Across the records, how many lines contain "time"? Answer with the number alone.

Entries from a dataset of interfaces:
---------------

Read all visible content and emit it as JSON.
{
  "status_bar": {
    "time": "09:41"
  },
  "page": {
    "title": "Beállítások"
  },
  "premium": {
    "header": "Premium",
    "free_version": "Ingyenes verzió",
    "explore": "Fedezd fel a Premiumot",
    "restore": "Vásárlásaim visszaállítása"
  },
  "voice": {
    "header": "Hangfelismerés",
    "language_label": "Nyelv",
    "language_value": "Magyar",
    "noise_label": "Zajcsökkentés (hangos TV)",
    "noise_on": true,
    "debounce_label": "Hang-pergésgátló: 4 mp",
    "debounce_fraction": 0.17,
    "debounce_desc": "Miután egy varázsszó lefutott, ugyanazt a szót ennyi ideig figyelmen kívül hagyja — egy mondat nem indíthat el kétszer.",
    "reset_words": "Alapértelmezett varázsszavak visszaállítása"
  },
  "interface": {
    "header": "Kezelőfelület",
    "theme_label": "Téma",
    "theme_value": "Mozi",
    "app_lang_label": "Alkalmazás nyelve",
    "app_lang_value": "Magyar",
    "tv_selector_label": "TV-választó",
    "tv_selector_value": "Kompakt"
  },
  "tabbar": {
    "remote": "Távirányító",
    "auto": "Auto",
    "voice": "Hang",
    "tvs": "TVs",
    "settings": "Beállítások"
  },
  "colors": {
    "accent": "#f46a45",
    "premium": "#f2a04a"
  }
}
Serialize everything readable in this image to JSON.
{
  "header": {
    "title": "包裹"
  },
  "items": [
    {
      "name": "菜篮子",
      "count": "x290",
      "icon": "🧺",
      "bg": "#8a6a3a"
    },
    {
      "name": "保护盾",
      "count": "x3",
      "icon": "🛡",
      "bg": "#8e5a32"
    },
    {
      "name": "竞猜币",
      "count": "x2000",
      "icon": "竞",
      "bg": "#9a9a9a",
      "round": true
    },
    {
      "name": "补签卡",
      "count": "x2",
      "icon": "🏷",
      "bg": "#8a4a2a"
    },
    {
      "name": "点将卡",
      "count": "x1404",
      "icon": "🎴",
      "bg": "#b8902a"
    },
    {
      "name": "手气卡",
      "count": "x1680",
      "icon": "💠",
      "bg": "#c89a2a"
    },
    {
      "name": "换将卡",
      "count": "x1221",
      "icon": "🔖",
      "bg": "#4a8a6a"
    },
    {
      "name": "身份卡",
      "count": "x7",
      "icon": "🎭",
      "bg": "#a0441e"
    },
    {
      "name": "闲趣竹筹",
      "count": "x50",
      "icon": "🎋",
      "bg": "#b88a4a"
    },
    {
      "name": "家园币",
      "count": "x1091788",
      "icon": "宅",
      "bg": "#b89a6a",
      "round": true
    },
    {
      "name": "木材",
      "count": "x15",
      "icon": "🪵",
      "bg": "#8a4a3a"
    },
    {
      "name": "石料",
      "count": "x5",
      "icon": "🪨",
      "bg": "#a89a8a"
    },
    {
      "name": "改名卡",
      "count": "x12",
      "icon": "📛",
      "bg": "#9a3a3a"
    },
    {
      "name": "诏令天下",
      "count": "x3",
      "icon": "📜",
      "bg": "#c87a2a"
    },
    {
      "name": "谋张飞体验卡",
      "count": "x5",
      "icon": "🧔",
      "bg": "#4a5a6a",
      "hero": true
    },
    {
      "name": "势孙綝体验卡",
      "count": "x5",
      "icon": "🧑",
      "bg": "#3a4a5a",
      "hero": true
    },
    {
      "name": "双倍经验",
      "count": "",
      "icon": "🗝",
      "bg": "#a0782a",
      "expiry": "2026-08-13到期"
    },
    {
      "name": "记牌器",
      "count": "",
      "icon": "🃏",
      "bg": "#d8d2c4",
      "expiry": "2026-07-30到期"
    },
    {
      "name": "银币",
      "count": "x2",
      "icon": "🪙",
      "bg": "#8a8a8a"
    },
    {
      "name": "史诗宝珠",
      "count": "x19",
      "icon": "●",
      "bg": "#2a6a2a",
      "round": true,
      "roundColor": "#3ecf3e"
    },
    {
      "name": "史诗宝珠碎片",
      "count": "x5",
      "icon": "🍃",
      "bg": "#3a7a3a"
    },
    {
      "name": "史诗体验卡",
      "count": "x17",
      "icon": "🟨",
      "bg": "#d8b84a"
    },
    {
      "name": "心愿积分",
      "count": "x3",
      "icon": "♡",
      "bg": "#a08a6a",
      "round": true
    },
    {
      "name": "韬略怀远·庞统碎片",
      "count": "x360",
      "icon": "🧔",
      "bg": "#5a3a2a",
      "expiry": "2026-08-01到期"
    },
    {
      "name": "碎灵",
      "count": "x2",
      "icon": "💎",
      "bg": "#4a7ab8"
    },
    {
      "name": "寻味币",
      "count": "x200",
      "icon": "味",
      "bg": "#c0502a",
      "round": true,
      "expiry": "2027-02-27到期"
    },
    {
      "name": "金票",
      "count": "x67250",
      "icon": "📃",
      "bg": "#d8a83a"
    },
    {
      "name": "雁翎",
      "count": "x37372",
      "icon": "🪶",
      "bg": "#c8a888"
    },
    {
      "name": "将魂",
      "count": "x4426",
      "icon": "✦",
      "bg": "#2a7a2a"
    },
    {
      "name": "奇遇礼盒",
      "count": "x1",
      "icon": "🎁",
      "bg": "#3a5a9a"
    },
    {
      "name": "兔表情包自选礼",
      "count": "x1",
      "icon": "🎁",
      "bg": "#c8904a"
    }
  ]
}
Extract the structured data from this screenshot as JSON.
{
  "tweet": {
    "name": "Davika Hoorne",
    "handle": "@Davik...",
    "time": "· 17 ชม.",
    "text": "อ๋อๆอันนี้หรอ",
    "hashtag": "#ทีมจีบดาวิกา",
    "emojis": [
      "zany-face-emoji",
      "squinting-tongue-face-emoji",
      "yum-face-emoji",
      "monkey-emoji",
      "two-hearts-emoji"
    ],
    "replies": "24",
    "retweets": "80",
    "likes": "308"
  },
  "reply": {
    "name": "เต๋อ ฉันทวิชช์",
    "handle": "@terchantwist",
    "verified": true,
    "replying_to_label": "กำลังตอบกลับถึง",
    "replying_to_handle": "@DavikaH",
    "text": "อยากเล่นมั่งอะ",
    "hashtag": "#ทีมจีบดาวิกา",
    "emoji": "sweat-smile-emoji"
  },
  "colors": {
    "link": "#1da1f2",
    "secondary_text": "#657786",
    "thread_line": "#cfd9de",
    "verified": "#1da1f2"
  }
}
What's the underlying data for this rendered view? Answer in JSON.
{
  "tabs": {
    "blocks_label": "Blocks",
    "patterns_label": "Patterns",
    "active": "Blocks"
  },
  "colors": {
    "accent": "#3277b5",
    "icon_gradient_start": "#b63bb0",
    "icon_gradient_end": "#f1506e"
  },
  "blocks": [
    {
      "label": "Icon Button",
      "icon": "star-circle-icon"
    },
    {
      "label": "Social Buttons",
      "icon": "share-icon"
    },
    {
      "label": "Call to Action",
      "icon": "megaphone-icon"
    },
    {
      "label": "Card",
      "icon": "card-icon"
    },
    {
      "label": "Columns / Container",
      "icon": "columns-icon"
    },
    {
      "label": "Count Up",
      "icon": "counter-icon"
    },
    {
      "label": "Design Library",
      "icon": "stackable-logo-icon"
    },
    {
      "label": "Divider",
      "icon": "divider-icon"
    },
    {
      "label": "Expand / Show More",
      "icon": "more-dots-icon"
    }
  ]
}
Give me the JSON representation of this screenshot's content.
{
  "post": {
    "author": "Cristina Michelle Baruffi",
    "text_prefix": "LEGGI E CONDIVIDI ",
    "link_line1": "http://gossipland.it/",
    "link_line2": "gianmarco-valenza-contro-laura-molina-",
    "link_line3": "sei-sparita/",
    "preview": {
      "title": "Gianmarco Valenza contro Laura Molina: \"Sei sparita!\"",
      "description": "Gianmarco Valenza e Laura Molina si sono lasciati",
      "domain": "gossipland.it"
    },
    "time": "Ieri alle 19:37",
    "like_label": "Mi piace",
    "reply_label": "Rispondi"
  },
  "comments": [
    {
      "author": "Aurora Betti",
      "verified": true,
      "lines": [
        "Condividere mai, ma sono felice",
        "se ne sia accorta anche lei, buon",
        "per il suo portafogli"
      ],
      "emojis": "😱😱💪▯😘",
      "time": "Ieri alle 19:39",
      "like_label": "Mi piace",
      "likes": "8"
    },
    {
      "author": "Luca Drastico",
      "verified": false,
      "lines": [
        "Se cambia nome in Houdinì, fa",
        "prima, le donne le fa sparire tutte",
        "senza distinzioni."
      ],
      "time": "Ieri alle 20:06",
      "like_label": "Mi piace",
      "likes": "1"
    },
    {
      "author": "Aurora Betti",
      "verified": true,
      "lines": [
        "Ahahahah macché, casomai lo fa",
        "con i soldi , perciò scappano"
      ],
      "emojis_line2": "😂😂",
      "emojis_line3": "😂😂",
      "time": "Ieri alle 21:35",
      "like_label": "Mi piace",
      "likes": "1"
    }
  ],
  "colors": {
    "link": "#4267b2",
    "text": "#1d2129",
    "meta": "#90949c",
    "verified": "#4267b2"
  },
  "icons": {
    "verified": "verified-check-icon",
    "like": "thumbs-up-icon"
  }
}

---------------

[OUTPUT FOR THIS TASK] 6